• Brief
Search the records below for the string "your", and report each line that contains it.

========================================

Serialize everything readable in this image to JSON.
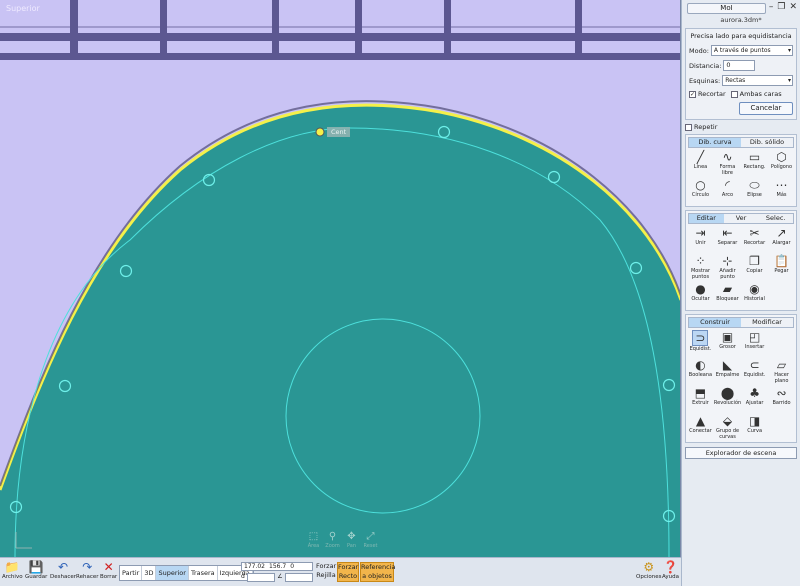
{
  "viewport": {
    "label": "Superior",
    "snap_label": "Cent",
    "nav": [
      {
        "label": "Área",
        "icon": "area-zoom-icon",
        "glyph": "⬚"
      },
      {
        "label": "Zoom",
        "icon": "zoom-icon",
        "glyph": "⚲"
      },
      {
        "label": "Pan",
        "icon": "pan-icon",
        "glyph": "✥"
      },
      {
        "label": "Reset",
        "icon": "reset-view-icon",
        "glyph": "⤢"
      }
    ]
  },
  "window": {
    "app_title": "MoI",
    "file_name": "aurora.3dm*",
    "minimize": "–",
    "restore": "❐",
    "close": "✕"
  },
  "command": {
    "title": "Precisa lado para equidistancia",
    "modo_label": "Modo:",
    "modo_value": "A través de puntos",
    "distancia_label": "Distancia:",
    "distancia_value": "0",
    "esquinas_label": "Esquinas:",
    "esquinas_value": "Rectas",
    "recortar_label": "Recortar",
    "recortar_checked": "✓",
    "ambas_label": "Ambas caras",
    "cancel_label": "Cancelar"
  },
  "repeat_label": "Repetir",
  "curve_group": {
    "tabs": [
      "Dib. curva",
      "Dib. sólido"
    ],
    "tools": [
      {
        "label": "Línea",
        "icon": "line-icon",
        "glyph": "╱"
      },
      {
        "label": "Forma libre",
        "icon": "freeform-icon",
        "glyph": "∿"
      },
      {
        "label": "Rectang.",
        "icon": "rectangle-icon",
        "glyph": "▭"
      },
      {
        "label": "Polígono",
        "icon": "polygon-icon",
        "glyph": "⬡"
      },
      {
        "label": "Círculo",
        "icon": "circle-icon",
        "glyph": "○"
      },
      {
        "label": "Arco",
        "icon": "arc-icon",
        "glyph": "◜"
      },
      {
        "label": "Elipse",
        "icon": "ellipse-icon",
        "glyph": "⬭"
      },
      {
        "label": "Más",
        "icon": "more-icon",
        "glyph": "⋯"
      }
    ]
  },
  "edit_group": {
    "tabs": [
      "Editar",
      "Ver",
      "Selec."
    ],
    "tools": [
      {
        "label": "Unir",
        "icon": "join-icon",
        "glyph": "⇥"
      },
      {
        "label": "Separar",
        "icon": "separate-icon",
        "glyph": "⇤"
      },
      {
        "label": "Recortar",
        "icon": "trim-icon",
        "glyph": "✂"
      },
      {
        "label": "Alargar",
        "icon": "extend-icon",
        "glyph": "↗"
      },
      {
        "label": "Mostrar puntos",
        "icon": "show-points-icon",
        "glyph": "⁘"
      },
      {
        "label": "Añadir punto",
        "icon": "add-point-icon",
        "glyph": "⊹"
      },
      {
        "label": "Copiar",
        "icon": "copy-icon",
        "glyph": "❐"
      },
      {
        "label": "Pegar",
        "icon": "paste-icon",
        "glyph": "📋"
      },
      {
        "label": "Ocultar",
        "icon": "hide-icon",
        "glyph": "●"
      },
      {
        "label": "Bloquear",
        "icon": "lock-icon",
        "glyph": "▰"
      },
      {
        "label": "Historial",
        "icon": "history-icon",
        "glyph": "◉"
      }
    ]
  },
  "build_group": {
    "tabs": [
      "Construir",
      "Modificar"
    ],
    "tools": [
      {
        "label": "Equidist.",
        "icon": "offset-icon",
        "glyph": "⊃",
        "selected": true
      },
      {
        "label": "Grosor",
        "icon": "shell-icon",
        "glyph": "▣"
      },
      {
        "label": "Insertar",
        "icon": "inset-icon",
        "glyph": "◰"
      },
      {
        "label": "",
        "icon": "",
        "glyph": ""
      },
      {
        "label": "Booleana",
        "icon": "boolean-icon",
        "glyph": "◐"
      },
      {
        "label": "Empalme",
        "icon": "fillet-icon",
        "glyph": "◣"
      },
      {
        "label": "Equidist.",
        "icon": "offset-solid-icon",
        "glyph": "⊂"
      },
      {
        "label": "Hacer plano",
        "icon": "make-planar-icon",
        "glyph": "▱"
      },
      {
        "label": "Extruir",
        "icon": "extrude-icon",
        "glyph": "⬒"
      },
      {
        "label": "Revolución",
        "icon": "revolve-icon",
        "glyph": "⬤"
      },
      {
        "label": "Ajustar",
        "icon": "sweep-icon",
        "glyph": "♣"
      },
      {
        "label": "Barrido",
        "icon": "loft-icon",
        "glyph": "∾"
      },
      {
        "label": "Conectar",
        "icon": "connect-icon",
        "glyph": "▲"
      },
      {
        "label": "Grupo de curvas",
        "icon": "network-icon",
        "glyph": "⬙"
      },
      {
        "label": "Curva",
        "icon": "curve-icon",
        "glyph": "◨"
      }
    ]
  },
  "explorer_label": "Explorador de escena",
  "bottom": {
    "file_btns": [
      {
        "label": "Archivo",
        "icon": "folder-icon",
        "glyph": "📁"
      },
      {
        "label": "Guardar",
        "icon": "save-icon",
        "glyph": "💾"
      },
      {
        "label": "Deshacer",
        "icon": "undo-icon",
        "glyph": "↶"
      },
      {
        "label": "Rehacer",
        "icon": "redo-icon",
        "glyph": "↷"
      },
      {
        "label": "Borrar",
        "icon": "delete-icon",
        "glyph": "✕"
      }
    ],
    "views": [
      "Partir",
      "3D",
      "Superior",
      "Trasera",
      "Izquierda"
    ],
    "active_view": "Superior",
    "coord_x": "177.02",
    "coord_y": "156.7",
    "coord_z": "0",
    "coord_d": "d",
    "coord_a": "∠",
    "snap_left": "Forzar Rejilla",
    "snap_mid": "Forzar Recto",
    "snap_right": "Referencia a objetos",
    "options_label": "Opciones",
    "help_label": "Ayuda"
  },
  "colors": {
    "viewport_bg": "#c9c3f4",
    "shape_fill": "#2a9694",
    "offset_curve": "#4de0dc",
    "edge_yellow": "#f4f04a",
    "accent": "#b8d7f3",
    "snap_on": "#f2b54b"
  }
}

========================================

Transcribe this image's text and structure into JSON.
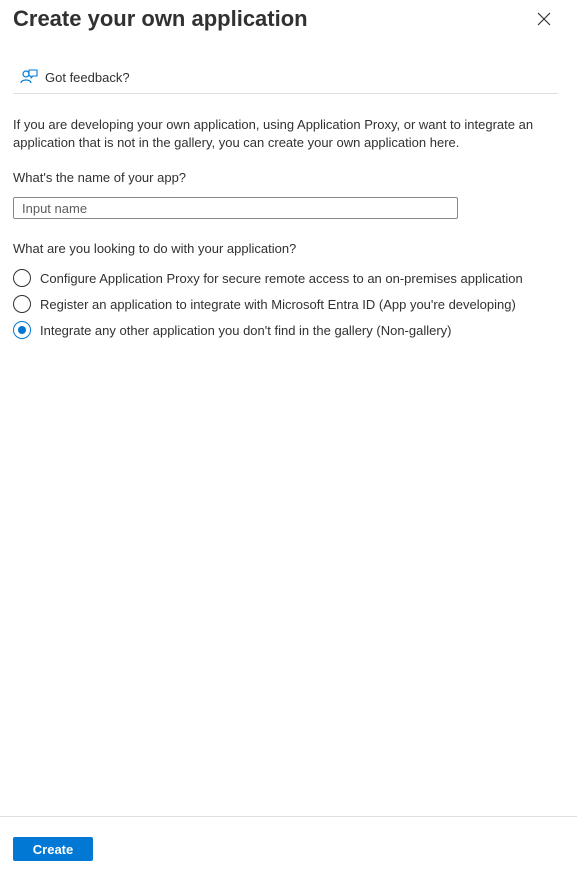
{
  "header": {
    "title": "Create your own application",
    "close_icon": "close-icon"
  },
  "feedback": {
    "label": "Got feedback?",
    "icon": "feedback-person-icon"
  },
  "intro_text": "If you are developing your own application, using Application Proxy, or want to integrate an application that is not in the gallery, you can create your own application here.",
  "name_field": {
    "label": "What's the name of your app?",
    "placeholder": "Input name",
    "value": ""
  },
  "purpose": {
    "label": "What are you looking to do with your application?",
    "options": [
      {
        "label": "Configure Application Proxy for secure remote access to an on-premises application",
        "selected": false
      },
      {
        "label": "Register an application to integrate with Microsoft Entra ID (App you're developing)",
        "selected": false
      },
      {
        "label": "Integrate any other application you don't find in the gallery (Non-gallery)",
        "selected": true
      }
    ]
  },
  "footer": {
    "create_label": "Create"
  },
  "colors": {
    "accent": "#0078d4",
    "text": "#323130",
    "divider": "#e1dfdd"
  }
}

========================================

• Solution for this exercise
    "title": "Create your own application",
  "intro_text": "If you are developing your own application, using Application Proxy, or want to integrate an application that is not in the gallery, you can create your own application here.",
    "label": "What's the name of your app?",
    "label": "What are you looking to do with your application?",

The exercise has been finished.